The name beryllium comes from the Greek word 'beryllos' that describes the industrially important stone beryl. Emerald is a precious form of beryllium mineral containing traces of chromium that add a green hue to the stone. Alloys of beryllium with copper and nickel have excellent electrical and thermal conductivities. For this reason, these alloys are used for fabricating aircrafts, missiles, spacecraft and communication satellites. (reference)

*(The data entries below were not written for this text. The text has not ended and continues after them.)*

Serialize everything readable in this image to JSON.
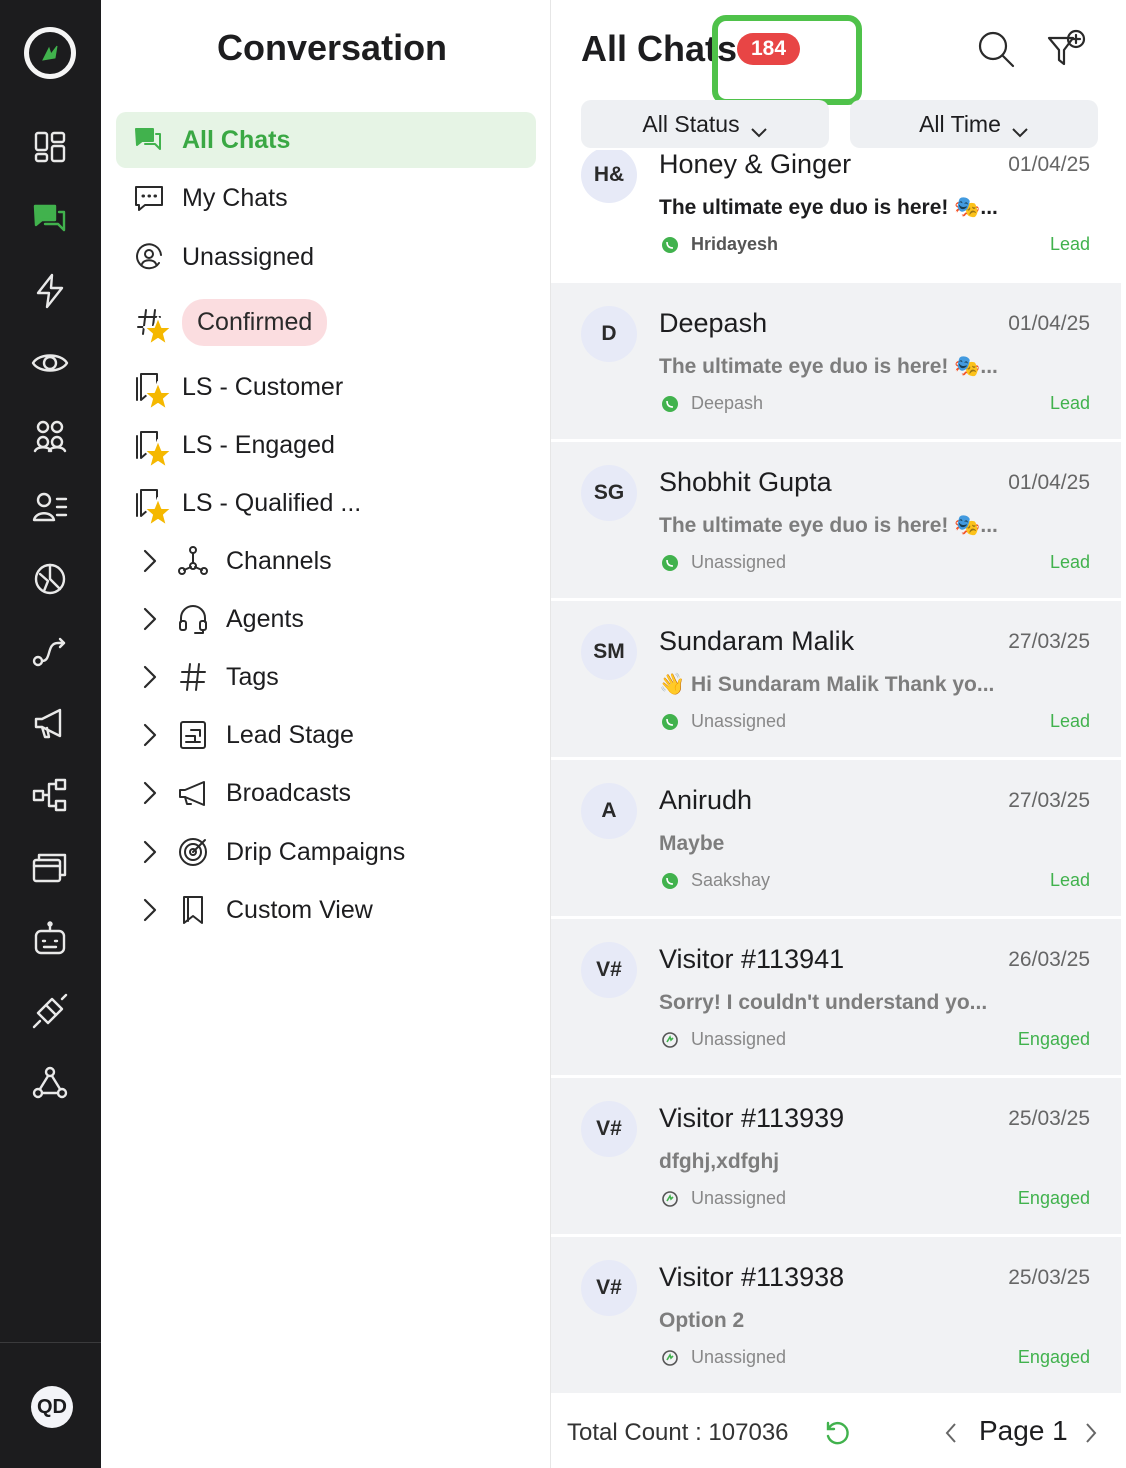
{
  "colors": {
    "accent": "#41b24d",
    "badge": "#e84545",
    "rail_bg": "#1c1c1e",
    "highlight": "#4fc24a"
  },
  "rail": {
    "icons": [
      "logo-icon",
      "dashboard-icon",
      "chats-icon",
      "bolt-icon",
      "eye-icon",
      "contacts-group-icon",
      "contacts-list-icon",
      "analytics-icon",
      "flows-icon",
      "broadcast-icon",
      "workflow-icon",
      "templates-icon",
      "bot-icon",
      "integrations-icon",
      "webhook-icon"
    ],
    "avatar": "QD"
  },
  "sidebar": {
    "title": "Conversation",
    "items": [
      {
        "label": "All Chats",
        "icon": "chats-icon",
        "active": true
      },
      {
        "label": "My Chats",
        "icon": "message-dots-icon"
      },
      {
        "label": "Unassigned",
        "icon": "at-user-icon"
      },
      {
        "label": "Confirmed",
        "icon": "hash-star-icon"
      },
      {
        "label": "LS - Customer",
        "icon": "bookmark-star-icon"
      },
      {
        "label": "LS - Engaged",
        "icon": "bookmark-star-icon"
      },
      {
        "label": "LS - Qualified ...",
        "icon": "bookmark-star-icon"
      }
    ],
    "groups": [
      {
        "label": "Channels",
        "icon": "channels-icon"
      },
      {
        "label": "Agents",
        "icon": "headset-icon"
      },
      {
        "label": "Tags",
        "icon": "hash-icon"
      },
      {
        "label": "Lead Stage",
        "icon": "lead-stage-icon"
      },
      {
        "label": "Broadcasts",
        "icon": "megaphone-icon"
      },
      {
        "label": "Drip Campaigns",
        "icon": "target-icon"
      },
      {
        "label": "Custom View",
        "icon": "bookmark-icon"
      }
    ]
  },
  "chats": {
    "title": "All Chats",
    "count": "184",
    "filters": {
      "status": "All Status",
      "time": "All Time"
    },
    "items": [
      {
        "initials": "H&",
        "name": "Honey & Ginger",
        "date": "01/04/25",
        "message": "The ultimate eye duo is here! 🎭...",
        "agent": "Hridayesh",
        "stage": "Lead",
        "channel": "whatsapp"
      },
      {
        "initials": "D",
        "name": "Deepash",
        "date": "01/04/25",
        "message": "The ultimate eye duo is here! 🎭...",
        "agent": "Deepash",
        "stage": "Lead",
        "channel": "whatsapp"
      },
      {
        "initials": "SG",
        "name": "Shobhit Gupta",
        "date": "01/04/25",
        "message": "The ultimate eye duo is here! 🎭...",
        "agent": "Unassigned",
        "stage": "Lead",
        "channel": "whatsapp"
      },
      {
        "initials": "SM",
        "name": "Sundaram Malik",
        "date": "27/03/25",
        "message": "👋 Hi Sundaram Malik Thank yo...",
        "agent": "Unassigned",
        "stage": "Lead",
        "channel": "whatsapp"
      },
      {
        "initials": "A",
        "name": "Anirudh",
        "date": "27/03/25",
        "message": "Maybe",
        "agent": "Saakshay",
        "stage": "Lead",
        "channel": "whatsapp"
      },
      {
        "initials": "V#",
        "name": "Visitor #113941",
        "date": "26/03/25",
        "message": "Sorry! I couldn't understand yo...",
        "agent": "Unassigned",
        "stage": "Engaged",
        "channel": "web"
      },
      {
        "initials": "V#",
        "name": "Visitor #113939",
        "date": "25/03/25",
        "message": "dfghj,xdfghj",
        "agent": "Unassigned",
        "stage": "Engaged",
        "channel": "web"
      },
      {
        "initials": "V#",
        "name": "Visitor #113938",
        "date": "25/03/25",
        "message": "Option 2",
        "agent": "Unassigned",
        "stage": "Engaged",
        "channel": "web"
      }
    ],
    "footer": {
      "total_label": "Total Count :",
      "total_value": "107036",
      "page_label": "Page 1"
    }
  }
}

When inhaled as a particulate, some beryllium compounds can lead to an irreversible and sometimes fatal scarring of the lungs known as berylliosis or chronic beryllium disease (CBD). It is probably an allergic reaction, in which 2-5% of people exposed are more susceptible than others; but sensitivity can increase with exposure. There is currently no widely available test to find out who is sensitive to beryllium before exposure occurs. Even small amounts of beryllium particles of respirable size may trigger sensitivity, and CBD can take from a few months to 30 years to develop (average latency period of 10 to 15 years), even for those with only minor incidental exposure to beryllium dust. Not all forms of beryllium are equally toxic.

Primarily a lung disease, CBD may also affect other organs, such as the lymph nodes, skin, spleen, liver, kidneys, and heart. Short-term beryllium exposure may lead to inflammation, reddening or swelling of the lungs, a condition known as Acute Beryllium Disease. If beryllium enters cuts in the skin, non-cancerous ulcerating growths may form. Symptoms of CBD may include the following:

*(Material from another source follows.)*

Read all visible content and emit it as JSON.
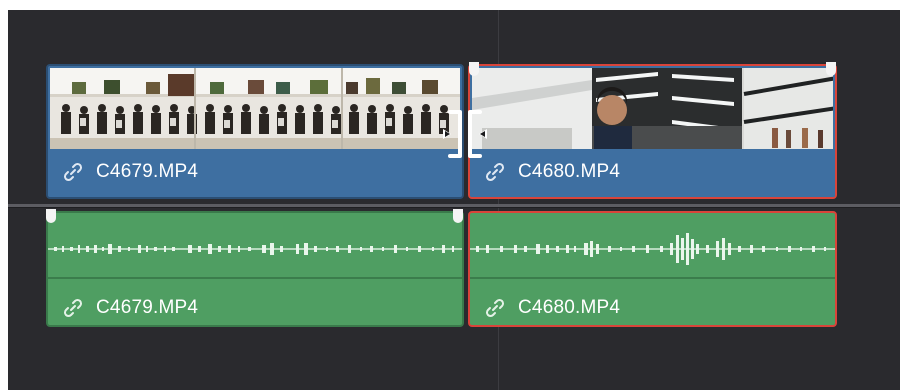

  • Persistent coughing

  • Shortness of breath with physical exertion

  • Fatigue

  • Chest and joint pain

  • Blood in the sputum (sputum is saliva, mucus, and other discharges that can be "coughed up" from the respiratory system)

  • Rapid heart rate

  • Loss of appetite or anorexia

  • Weight loss

  • Fevers and night sweats

  • Right side heart enlargement

CBD is treatable, but not curable. Treatment may involve use of steroids to reduce inflammation, which may slow the progress of CBD by reducing the buildup of scar tissue and delaying permanent lung damage. Some do not respond well to treatment, and others cannot tolerate the side effects of long-term steroid treatment, including slower healing of infections, calcium loss from the bones, higher blood cholesterol, and fluid and salt retention which may aggravate heart or kidney disease.

Beryllium is regulated by OSHA and by EPA, under the Clean Air Act National Emission Standards for Hazardous Air Pollutants program (Section 112). Beryllium and its compounds are listed as toxic chemicals under the Emergency Planning and Community Right-to-Know Act of 1986; estimates of releases of beryllium and its compounds into air, water or land must be reported annually and entered into the national Toxic Release Inventory (TRI). The U.S. Department of Energy proposed standards in December 1998 to establish a chronic beryllium disease prevention program that would reduce worker exposure.

The Department of Health and Human Services (DHHS) and the International Agency for Research on Cancer (IARC) have determined that beryllium is a human carcinogen. The EPA has determined that beryllium is a probable human carcinogen. EPA has estimated that lifetime exposure to 0.04 microgram/m3 of airborne beryllium can result in a one in a thousand chance of developing cancer. The EPA limit for beryllium that industries may release into the air is 0.01 micrograms/m3, averaged over a 30-day period. OSHA's limit is 2 micrograms/m3 in workroom air for an 8-hour work shift. EPA's limit for drinking water is 0.004 mg/l.

Ingestion of beryllium is thought to present a low risk of toxicity, because it is not very easily absorbed by the stomach and intestines. However, dogs fed a diet containing beryllium developed ulcers. It is still not recommended to taste beryllium or its compounds. Ambient air levels of beryllium are normally very low, from 0.00003-0.0002 micrograms/m3.

Abraded or lacerated skin, exposed to beryllium may develop rashes or ulcers. Small amounts of beryllium occur in some rocks and fossil fuels. Consequently, exposure to low concentrations is almost inevitable. It is released by the burning of coal or petroleum. It also erodes from rocks and soils, but once it enters the aqueous environment, most of it sticks to clay particles and settles out into the sediment. Once bound to soil particles, beryllium will remain relatively insoluble due to the insolubility of the oxides and hydroxides at normal pH. It does not accumulate in the food chain.

Toxic Elements: Arsenic, Beryllium, Cadmium, Chromium, Cobalt, Copper, Fluorine, Lead, Mercury, Nickel, Thallium